Nabisco/Mondelez is well aware of the concern surrounding their foods and has a “snacking made right” campaign to try and regain consumer trust. As part of their campaign, they released a video outlining tips for better mindful snacking with Oreos. Their tips included:
- Portion out your snack, for example by placing three Oreos on a plate to resist the urge to eat more.
- Smell your Oreos before eating it, to focus on taste.
- Pause and put the Oreo back on the plate between bites, to pace yourself.
Are you kidding me?
I turned to my sister who was sitting next to me and showed her the video. We both laughed at the ridiculousness of the advice but also felt a bit of frustration that these companies weren’t actually trying to be helpful, just producing useless fluff under the guise of being socially responsible. Is there a better way to snack without throwing it out of our pantry?
“Well, you think about America and they have snack time, but there’s actually no real defined time to it,” my sister mused. “But when you think about snack time in Japan, it’s always 3 p.m. Why is that?”
What is the 3 o’clock snack?
Sanji no oyatsuin Japanese reads “the 3 o’clock snack.” It’s not necessarily a proverb or an idea on how to snack, exactly, but behind the history of the phrase is a more deeply ingrained idea as to what mindful snacking is.
Snack in Japanese is read 御八つ (oyatsu), and its origin is said to be from the time 八刻 or “yatsudoki” used in the Edo period, which refers to the time from 2 to 4 p.m. So “oyatsu” used to mean that time between lunch and dinner, a time for some food, and a short break.
It’s interesting because every country has a history of snacking or break time, but consider one of the origins of Western snack time: England’s world-famous afternoon tea. In Japan, however, yatsudoki was a snack time developed by the working class. Now “oyatsu” refers to a snack regardless of what time it is, but the roots of the term persist today.
On modern Japanese snacking
Sanji no oyatsu reinforces the idea that snacking deserves its own recognition, hence a boundary to help us make better decisions about how we eat. In this way it’s not a mindless activity, but choosing to eat with a goal in mind:
- A satisfying snack that will carry you until your next meal
- Or a snack that will help you relax and refresh a bit midday
- Or both!
With a purpose in mind, decisions around eating are made to satiate our needs, which helps prevent overeating.

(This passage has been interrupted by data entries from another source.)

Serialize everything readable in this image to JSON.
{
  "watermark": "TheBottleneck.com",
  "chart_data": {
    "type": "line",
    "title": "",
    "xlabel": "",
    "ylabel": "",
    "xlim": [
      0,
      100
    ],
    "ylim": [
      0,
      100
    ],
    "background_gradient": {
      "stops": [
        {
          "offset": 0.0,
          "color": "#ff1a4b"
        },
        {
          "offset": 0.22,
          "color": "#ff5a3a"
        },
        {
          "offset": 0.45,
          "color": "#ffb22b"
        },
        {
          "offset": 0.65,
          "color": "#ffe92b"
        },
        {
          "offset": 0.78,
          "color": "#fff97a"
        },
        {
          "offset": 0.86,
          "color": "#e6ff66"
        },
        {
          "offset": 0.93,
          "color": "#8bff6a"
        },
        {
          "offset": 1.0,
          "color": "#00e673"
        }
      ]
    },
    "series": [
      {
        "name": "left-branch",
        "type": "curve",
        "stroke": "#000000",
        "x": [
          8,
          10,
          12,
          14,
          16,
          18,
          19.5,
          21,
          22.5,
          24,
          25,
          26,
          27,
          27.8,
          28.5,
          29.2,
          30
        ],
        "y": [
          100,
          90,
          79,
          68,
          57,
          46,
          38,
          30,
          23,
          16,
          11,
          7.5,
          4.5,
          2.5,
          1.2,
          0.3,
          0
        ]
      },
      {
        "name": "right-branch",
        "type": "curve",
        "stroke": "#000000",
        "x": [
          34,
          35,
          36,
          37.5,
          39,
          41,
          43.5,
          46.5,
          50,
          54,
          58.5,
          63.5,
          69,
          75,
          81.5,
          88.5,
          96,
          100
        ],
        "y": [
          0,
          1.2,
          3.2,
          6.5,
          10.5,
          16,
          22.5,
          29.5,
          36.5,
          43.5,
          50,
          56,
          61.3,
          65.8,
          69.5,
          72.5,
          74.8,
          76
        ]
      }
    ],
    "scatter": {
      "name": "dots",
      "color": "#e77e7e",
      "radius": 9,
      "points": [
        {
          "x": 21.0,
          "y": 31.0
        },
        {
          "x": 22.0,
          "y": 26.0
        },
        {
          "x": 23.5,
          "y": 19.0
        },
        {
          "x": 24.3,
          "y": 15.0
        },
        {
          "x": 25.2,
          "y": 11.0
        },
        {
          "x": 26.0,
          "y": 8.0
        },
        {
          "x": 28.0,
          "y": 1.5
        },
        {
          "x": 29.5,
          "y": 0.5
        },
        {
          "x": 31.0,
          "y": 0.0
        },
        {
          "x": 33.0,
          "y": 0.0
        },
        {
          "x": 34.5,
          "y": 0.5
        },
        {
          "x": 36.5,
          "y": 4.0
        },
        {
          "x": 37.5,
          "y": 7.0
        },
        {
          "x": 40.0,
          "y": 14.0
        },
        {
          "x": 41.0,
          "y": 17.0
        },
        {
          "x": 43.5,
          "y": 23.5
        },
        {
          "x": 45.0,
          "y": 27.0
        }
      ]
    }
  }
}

So with a bit of awareness behind your instinct to snack, you can make better decisions on what and how you should eat.
To satisfy a hunger craving
- Pick something nutrient-dense, protein- or fiber-rich — things like nuts, dark chocolate, yogurt, avocado toast, or anything that will fill you up.
- Drink some water with your snack to ensure you’re not confusing dehydration for hunger.
To satisfy your need for a break
- Pick something you enjoy — choosing a food that satisfies but gives you no joy will not satisfy your need to continue eating.
- Put yourself in a relaxing environment: away from the computer and phone, away from the desk. Grab a friend or family member to join you if you can, or sit by a window and look outside as you eat. Break time doesn’t need to be an hour, but even just a designated 10 minutes to enjoy something will help you relax and refresh.
It’s important to be aware of our needs: By meeting them, we’re less likely to snack with abandon. If we aren’t aware we are snacking to satisfy hunger, we will choose foods that won’t fill us and will keep us craving more. If we aren’t aware we are snacking to relieve stress, we will choose a snack that gives us no joy or relaxation, and we perpetuate the cycle of stress eating.
So forget sniffing your Oreos and putting your cookie down between each bite, and instead consider what need you’re trying to satisfy to make better decisions about what and how to eat: This is the key to mindful eating.
If you enjoyed this piece, please email me at firstname.lastname@example.org! I welcome comments and questions on healthy eating and look forward to hearing from you 😊 Warm regards, Kaki